I was standing at the edge of the Cardinal dugout talking to Kyle Mink and Rod Sears while Middlesboro was taking infield. Now usually I stand inside the dugout during this time because I don’t want to get hit by any ball that gets past the firstbaseman, which happens a lot. But for some reason I wasn’t this time, and I would come to regret that.

Thomas Epperson, Middlesboro’s ace pitcher, was playing short that day. Now the guy has a cannon for an arm, to say the least. I didn’t see him field the ball or throw it to first. What I did feel was the ball hitting me. Hard.

Where did it hit me, you might ask? Well, right where the left leg meets the torso. An inch to the left and it would have destroyed my cell phone, which was in my pants pocket. An inch to the right, and well, I don’t want to think about that.

The force of the ball made me drop my drink, but that was all. I didn’t say ouch, I didn’t drop to my knees, I didn’t do anything. Mink asked me if I was all right, and I said I was. He and Sears didn’t believe me. But really I was fine. What upset me more than anything was no Middlesboro player apologized for the incident or asked if I was all right.

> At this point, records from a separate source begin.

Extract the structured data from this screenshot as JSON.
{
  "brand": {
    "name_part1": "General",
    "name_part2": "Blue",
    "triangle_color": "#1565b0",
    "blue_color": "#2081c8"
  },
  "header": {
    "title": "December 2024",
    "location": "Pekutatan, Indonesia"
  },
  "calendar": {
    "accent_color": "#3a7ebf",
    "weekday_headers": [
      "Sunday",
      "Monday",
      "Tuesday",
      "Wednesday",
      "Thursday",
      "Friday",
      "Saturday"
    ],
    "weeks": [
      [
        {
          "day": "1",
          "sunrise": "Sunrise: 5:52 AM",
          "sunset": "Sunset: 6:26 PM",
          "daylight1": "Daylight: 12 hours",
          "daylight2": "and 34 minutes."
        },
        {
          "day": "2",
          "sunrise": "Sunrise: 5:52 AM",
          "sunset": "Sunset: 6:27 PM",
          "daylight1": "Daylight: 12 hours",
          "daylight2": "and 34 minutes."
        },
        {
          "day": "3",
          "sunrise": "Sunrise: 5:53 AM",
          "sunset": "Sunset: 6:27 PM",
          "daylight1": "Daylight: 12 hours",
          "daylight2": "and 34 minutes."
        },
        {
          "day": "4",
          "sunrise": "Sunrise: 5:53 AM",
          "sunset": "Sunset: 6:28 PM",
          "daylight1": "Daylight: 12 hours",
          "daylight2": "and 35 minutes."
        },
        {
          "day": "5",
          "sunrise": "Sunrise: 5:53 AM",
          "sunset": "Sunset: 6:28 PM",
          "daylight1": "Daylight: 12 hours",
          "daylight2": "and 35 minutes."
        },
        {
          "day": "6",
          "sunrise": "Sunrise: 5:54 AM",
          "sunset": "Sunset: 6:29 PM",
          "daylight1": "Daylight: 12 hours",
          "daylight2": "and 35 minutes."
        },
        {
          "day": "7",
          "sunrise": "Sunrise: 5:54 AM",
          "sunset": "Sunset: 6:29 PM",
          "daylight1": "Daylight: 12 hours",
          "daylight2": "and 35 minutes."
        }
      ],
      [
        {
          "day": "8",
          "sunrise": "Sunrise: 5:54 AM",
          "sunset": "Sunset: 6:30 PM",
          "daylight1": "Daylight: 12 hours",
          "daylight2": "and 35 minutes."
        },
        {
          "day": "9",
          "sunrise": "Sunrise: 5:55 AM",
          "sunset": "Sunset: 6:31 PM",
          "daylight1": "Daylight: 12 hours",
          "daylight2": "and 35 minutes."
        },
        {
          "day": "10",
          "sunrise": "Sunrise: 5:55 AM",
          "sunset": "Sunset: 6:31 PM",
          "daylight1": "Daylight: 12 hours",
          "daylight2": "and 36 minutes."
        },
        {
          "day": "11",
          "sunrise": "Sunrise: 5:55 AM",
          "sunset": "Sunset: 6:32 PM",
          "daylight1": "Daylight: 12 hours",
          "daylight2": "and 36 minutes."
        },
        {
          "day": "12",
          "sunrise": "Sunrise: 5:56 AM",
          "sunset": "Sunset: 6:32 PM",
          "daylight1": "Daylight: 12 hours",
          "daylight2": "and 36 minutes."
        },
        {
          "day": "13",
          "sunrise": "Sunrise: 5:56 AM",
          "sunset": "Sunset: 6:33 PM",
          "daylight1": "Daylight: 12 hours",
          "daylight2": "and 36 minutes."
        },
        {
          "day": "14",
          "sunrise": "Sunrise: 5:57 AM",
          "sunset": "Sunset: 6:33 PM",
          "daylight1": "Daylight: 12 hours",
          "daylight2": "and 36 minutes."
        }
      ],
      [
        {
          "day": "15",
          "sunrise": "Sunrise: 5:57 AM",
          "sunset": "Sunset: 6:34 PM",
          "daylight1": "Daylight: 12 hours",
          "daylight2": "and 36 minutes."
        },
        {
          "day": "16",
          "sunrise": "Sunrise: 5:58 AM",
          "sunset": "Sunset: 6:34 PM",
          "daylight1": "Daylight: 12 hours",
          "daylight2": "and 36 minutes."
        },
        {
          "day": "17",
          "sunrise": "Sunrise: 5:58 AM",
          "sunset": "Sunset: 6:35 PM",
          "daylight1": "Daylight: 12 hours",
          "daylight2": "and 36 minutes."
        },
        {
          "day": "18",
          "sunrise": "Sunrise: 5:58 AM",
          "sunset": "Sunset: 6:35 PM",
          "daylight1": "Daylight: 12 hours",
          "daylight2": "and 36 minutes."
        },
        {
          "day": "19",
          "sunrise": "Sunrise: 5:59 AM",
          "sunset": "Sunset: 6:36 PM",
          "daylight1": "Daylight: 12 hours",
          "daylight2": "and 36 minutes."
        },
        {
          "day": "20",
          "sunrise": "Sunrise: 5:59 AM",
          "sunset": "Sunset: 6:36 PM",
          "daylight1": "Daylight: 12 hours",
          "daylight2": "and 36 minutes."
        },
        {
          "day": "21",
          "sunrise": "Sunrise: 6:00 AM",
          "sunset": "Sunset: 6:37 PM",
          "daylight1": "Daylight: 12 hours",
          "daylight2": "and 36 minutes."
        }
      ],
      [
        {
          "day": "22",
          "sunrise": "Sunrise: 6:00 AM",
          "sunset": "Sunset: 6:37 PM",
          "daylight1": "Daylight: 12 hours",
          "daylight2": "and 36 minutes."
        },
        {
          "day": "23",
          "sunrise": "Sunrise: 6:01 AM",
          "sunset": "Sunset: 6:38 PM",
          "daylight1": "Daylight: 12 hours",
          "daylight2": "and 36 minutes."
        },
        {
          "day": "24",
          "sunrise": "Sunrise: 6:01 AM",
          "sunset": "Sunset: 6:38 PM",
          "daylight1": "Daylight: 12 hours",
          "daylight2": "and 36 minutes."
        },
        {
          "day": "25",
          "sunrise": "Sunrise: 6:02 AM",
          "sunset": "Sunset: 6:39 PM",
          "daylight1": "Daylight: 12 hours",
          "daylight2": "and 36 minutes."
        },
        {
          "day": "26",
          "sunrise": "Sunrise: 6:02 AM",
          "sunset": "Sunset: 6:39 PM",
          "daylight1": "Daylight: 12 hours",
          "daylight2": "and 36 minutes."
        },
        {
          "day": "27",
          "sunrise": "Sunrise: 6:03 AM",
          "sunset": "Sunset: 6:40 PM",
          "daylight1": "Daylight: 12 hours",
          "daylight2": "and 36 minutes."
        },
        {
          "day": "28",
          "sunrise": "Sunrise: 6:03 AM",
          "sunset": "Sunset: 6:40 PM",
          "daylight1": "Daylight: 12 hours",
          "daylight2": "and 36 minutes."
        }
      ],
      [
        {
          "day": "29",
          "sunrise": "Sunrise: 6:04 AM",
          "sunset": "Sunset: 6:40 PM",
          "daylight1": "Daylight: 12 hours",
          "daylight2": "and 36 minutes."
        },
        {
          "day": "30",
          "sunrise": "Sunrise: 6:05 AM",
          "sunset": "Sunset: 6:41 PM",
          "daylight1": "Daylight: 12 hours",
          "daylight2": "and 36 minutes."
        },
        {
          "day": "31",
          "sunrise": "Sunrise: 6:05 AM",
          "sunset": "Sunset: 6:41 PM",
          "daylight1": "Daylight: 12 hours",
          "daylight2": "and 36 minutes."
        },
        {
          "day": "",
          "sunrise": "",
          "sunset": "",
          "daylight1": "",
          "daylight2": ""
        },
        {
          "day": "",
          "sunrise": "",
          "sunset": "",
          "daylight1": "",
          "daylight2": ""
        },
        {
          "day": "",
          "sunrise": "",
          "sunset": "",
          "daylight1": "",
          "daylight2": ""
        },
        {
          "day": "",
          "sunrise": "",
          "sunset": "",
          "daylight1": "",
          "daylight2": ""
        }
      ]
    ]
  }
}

I felt around to see if there was any warm sensation of blood, and thankfully, there wasn’t. When I got home I checked myself and the only thing I could see was a small bruise starting to develop. By morning, it had turned dark and grew to the size of a baseball. But no other damage.

Thankfully the soccer ball didn’t leave a bruise on the side of my face. Thankfully the baseball didn’t hit me in my face.

I’ve had close calls before in the past, but I’ve usually been able to avoid them or deflect them enough so they wouldn’t make a direct hit. But those balls I saw coming.

Then Friday night at Lincoln County I was almost hit in the head by a football before the game started. I can’t wait to see what basketball season holds for me.

The next time you see me I might be dressed from head to toe in body armor. I wonder if I could get hazardous duty pay?